Excerpts from an interface dataset:

--- START ---

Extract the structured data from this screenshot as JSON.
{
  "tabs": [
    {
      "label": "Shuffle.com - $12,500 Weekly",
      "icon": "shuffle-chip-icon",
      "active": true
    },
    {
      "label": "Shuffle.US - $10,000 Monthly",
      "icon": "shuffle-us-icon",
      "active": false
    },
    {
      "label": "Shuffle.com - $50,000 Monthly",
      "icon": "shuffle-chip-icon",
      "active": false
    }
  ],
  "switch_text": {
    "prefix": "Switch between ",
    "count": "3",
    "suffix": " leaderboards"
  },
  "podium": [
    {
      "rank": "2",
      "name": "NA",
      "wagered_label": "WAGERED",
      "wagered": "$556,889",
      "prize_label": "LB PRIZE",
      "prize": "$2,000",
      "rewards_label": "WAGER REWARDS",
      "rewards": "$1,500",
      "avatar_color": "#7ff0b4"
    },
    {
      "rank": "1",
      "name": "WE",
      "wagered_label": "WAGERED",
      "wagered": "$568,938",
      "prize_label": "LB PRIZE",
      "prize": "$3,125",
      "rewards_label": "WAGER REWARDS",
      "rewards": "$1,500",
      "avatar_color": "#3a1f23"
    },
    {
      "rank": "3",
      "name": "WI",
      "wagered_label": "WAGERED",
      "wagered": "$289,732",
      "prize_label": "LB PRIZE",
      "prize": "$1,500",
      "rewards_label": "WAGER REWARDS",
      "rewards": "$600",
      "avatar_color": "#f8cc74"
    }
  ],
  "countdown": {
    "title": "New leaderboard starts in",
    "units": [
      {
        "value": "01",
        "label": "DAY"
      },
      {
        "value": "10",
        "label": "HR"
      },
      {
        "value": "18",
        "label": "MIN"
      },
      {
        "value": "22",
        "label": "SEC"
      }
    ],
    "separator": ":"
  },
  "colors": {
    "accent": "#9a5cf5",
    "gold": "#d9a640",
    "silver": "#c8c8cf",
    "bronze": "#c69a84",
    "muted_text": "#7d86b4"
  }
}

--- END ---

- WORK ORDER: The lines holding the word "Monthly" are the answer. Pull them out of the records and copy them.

- SOLUTION TO THE EXERCISE:
      "label": "Shuffle.US - $10,000 Monthly",
      "label": "Shuffle.com - $50,000 Monthly",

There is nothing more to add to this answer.